  • Smart Shoe Selection: Avoiding shoes that are bad for your foot health may be the best preventive measure you can take. Pointy toes shoes directly pushes on the big toe inappropriately, and in my opinion are ‘bunion formers.’ If the bunion becomes irritated, then spot stretching the shoe limits symptoms. High heels may also contribute to bunions due to altered foot mechanics — so limit time in them. Flip flops are considered a “poor footwear” choice by most health care professionals. Minimalist shoes seem to be a better lightweight alternative.
  • Counteract Muscle Spasms: Muscle spasms within the foot are often due to a muscular imbalance, and an important warning sign that muscles are trying to stabilize bone structure. Strained muscles are less effective at stabilizing the foot and a bunion may progress. Deep massage and mineral foot soaks ease tension in the foot.
  • Foot Strengthening:  It’s important to keep your foot muscles strong to counteract the muscular imbalance. Perform simple toe exercises daily — such as picking up  marbles (or a handkerchief) with your toes. Commercially available toe exercising devices may have therapeutic benefits but studies do not exist demonstrating efficacy.
  • Arch Supports: Bunions and foot deformities tend to occur in people with flat feet and/or ligamentous laxity. Arch supports provide extrinsic structure and promote a more ‘proper’ alignment and may limit bunions from getting bigger. Over the counter inserts are a good first start. Doctor-prescribed molded orthotics have the benefit of being custom to your foot and therapeutically tweaked.
  • Bunion Padding: A pad limits direct pressure and may prevent the pain cascade altogether. Chronic bunion inflammation can result in deeper bone problems, so prevention is beneficial. More importantly, a properly placed pad may provide a physical blockade that prevents the bunion from pushing out. Pads may be composed of felt, moleskin or gel.
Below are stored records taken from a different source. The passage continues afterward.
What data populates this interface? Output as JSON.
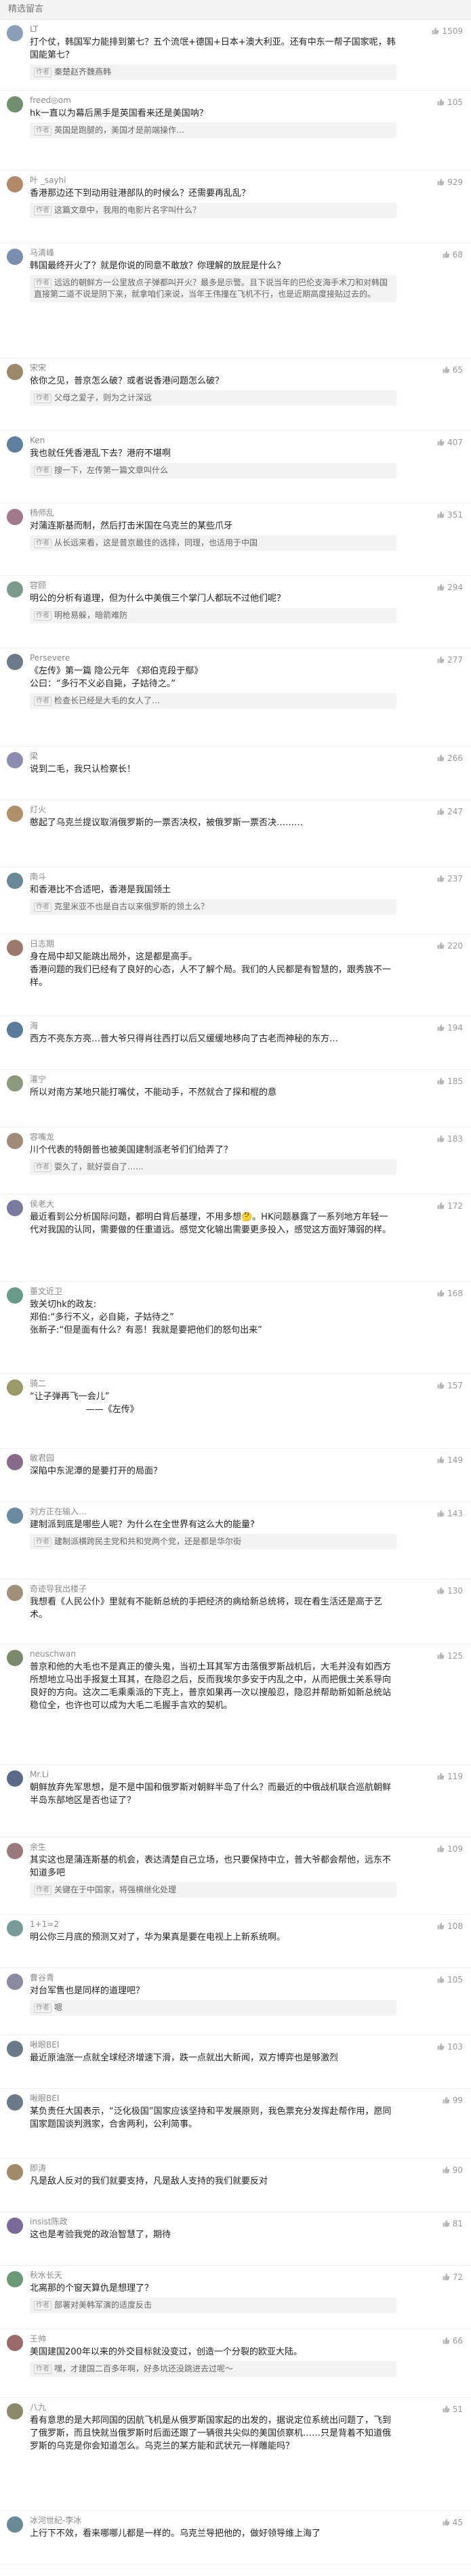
{
  "header": {
    "title": "精选留言"
  },
  "icons": {
    "like": "thumbs-up-icon",
    "avatar": "user-avatar"
  },
  "comments": [
    {
      "name": "LT",
      "likes": "1509",
      "avatar_color": "#8aa0b8",
      "text": "打个仗，韩国军力能排到第七？五个流氓+德国+日本+澳大利亚。还有中东一帮子国家呢，韩国能第七？",
      "reply": "秦楚赵齐魏燕韩"
    },
    {
      "name": "freed◎om",
      "likes": "105",
      "avatar_color": "#6f8f6f",
      "text": "hk一直以为幕后黑手是英国看来还是美国呐？",
      "reply": "英国是跑腿的，美国才是前端操作…"
    },
    {
      "name": "叶 _sayhi",
      "likes": "929",
      "avatar_color": "#b08a6a",
      "text": "香港那边还下到动用驻港部队的时候么？还需要再乱乱？",
      "reply": "这篇文章中，我用的电影片名字叫什么？"
    },
    {
      "name": "马清峰",
      "likes": "68",
      "avatar_color": "#7a8fb0",
      "text": "韩国最终开火了？就是你说的同意不敢放？你理解的放屁是什么？",
      "reply": "远远的朝鲜方一公里放点子弹都叫开火？最多是示警。且下说当年的巴伦支海手术刀和对韩国直接第二道不说是阴下来，就拿咱们来说，当年王伟撞在飞机不行，也是近期高度接贴过去的。"
    },
    {
      "name": "宋宋",
      "likes": "65",
      "avatar_color": "#9a8a6a",
      "text": "依你之见，普京怎么破？或者说香港问题怎么破？",
      "reply": "父母之爱子，则为之计深远"
    },
    {
      "name": "Ken",
      "likes": "407",
      "avatar_color": "#5f7f9f",
      "text": "我也就任凭香港乱下去？港府不堪啊",
      "reply": "搜一下，左传第一篇文章叫什么"
    },
    {
      "name": "杨师乱",
      "likes": "351",
      "avatar_color": "#a07a8a",
      "text": "对蒲连斯基而制，然后打击米国在乌克兰的某些爪牙",
      "reply": "从长远来看，这是普京最佳的选择，同理，也适用于中国"
    },
    {
      "name": "容颐",
      "likes": "294",
      "avatar_color": "#7b9a8c",
      "text": "明公的分析有道理，但为什么中美俄三个掌门人都玩不过他们呢？",
      "reply": "明枪易躲，暗箭难防"
    },
    {
      "name": "Persevere",
      "likes": "277",
      "avatar_color": "#6c7a8a",
      "text": "《左传》第一篇 隐公元年 《郑伯克段于鄢》\n公曰：“多行不义必自毙，子姑待之。”",
      "reply": "检查长已经是大毛的女人了…"
    },
    {
      "name": "梁",
      "likes": "266",
      "avatar_color": "#8c8cb0",
      "text": "说到二毛，我只认检察长！",
      "reply": ""
    },
    {
      "name": "灯火",
      "likes": "247",
      "avatar_color": "#b0906a",
      "text": "憨起了乌克兰提议取消俄罗斯的一票否决权，被俄罗斯一票否决………",
      "reply": ""
    },
    {
      "name": "南斗",
      "likes": "237",
      "avatar_color": "#6a8a9a",
      "text": "和香港比不合适吧，香港是我国领土",
      "reply": "克里米亚不也是自古以来俄罗斯的领土么？"
    },
    {
      "name": "日志期",
      "likes": "220",
      "avatar_color": "#9a7a6a",
      "text": "身在局中却又能跳出局外，这是都是高手。\n香港问题的我们已经有了良好的心态，人不了解个局。我们的人民都是有智慧的，跟秀族不一样。",
      "reply": ""
    },
    {
      "name": "海",
      "likes": "194",
      "avatar_color": "#5a7a9a",
      "text": "西方不亮东方亮…普大爷只得肖往西打以后又缓缓地移向了古老而神秘的东方…",
      "reply": ""
    },
    {
      "name": "灌宁",
      "likes": "185",
      "avatar_color": "#8a9a7a",
      "text": "所以对南方某地只能打嘴仗，不能动手，不然就合了探和棍的意",
      "reply": ""
    },
    {
      "name": "容嘴龙",
      "likes": "183",
      "avatar_color": "#a08a7a",
      "text": "川个代表的特朗普也被美国建制派老爷们们给弄了？",
      "reply": "耍久了，就好耍自了……"
    },
    {
      "name": "侯老大",
      "likes": "172",
      "avatar_color": "#7a7aa0",
      "text": "最近看到公分析国际问题，都明白背后基理，不用多想🤔。HK问题暴露了一系列地方年轻一代对我国的认同，需要做的任重道远。感觉文化输出需要更多投入，感觉这方面好薄弱的样。",
      "reply": ""
    },
    {
      "name": "董文近卫",
      "likes": "168",
      "avatar_color": "#6a9a8a",
      "text": "致关切hk的政友:\n郑伯:“多行不义，必自毙，子姑待之”\n张新子:“但是面有什么？有恶！我就是要把他们的怒句出来”",
      "reply": ""
    },
    {
      "name": "骑二",
      "likes": "157",
      "avatar_color": "#9a9a6a",
      "text": "“让子弹再飞一会儿”\n                    ——《左传》",
      "reply": ""
    },
    {
      "name": "敏君园",
      "likes": "149",
      "avatar_color": "#8a6a8a",
      "text": "深陷中东泥潭的是要打开的局面？",
      "reply": ""
    },
    {
      "name": "刘方正在输入…",
      "likes": "143",
      "avatar_color": "#6a8aa0",
      "text": "建制派到底是哪些人呢？为什么在全世界有这么大的能量?",
      "reply": "建制派横跨民主党和共和党两个党，还是都是华尔街"
    },
    {
      "name": "奇迹导我出楼子",
      "likes": "130",
      "avatar_color": "#a0907a",
      "text": "我想看《人民公仆》里就有不能新总统的手把经济的病给新总统将，现在看生活还是高于艺术。",
      "reply": ""
    },
    {
      "name": "neuschwan",
      "likes": "125",
      "avatar_color": "#7a8a6a",
      "text": "普京和他的大毛也不是真正的傻头鬼，当初土耳其军方击落俄罗斯战机后，大毛并没有如西方所想地立马出手报复土耳其，在隐忍之后，反而我埃尔多安于内乱之中，从而把俄土关系导向良好的方向。这次二毛乘乘派的下克上，普京如果再一次以搜般忍，隐忍并帮助新如新总统站稳位全，也许也可以成为大毛二毛握手言欢的契机。",
      "reply": ""
    },
    {
      "name": "Mr.Li",
      "likes": "119",
      "avatar_color": "#5a6a8a",
      "text": "朝鲜放弃先军思想，是不是中国和俄罗斯对朝鲜半岛了什么？而最近的中俄战机联合巡航朝鲜半岛东部地区是否也证了？",
      "reply": ""
    },
    {
      "name": "余生",
      "likes": "109",
      "avatar_color": "#9a7a7a",
      "text": "其实这也是蒲连斯基的机会，表达清楚自己立场，也只要保持中立，普大爷都会帮他，远东不知道多吧",
      "reply": "关键在于中国家，将强横继化处理"
    },
    {
      "name": "1+1=2",
      "likes": "108",
      "avatar_color": "#7a9a9a",
      "text": "明公你三月底的预测又对了，华为果真是要在电视上上新系统啊。",
      "reply": ""
    },
    {
      "name": "曹谷青",
      "likes": "105",
      "avatar_color": "#8a8aa0",
      "text": "对台军售也是同样的道理吧？",
      "reply": "嗯"
    },
    {
      "name": "啾眼BEI",
      "likes": "103",
      "avatar_color": "#6a7a8a",
      "text": "最近原油涨一点就全球经济增速下滑，跌一点就出大新闻，双方博弈也是够激烈",
      "reply": ""
    },
    {
      "name": "啾眼BEI",
      "likes": "99",
      "avatar_color": "#6a7a8a",
      "text": "某负责任大国表示，“泛化极国”国家应该坚持和平发展原则，我色票充分发挥赴帮作用，愿同国家题国谈判溅家，合舍两利，公利简事。",
      "reply": ""
    },
    {
      "name": "即涛",
      "likes": "90",
      "avatar_color": "#a08a6a",
      "text": "凡是敌人反对的我们就要支持，凡是敌人支持的我们就要反对",
      "reply": ""
    },
    {
      "name": "insist陈政",
      "likes": "81",
      "avatar_color": "#7a6a9a",
      "text": "这也是考验我党的政治智慧了，期待",
      "reply": ""
    },
    {
      "name": "秋水长天",
      "likes": "72",
      "avatar_color": "#6a9a7a",
      "text": "北离那的个窗天算仇是想理了？",
      "reply": "部署对美韩军演的适度反击"
    },
    {
      "name": "王帅",
      "likes": "66",
      "avatar_color": "#9a6a6a",
      "text": "美国建国200年以来的外交目标就没变过，创造一个分裂的欧亚大陆。",
      "reply": "嘿，才建国二百多年啊，好多坑还没跳进去过呢～"
    },
    {
      "name": "八九",
      "likes": "51",
      "avatar_color": "#8a8a6a",
      "text": "看有意思的是大邦同国的因航飞机是从俄罗斯国家起的出发的，据说定位系统出问题了，飞到了俄罗斯，而且快就当俄罗斯时后面还跟了一辆很共尖似的美国侦察机……只是背着不知道俄罗斯的乌克是你会知道怎么。乌克兰的某方能和武状元一样雕能吗？",
      "reply": ""
    },
    {
      "name": "冰河世纪-李冰",
      "likes": "45",
      "avatar_color": "#6a8a9a",
      "text": "上行下不效，看来哪哪儿都是一样的。乌克兰导把他的，做好领导维上海了",
      "reply": ""
    }
  ],
  "author_tag": "作者"
}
  • Toe Spacers & Bunion Splints: The purpose of this intervention is to physically place the big toe in a more normal position. A toe spacer (often made of silicone) is worn while walking. A bunion splint is a useful device (worn while sleeping) to physically realign the big toe.

If you have a bunion, vist The Podiatrist, do what it takes to take care of your feet and prevent progression. If the above measures don’t help, then surgery may be inevitable.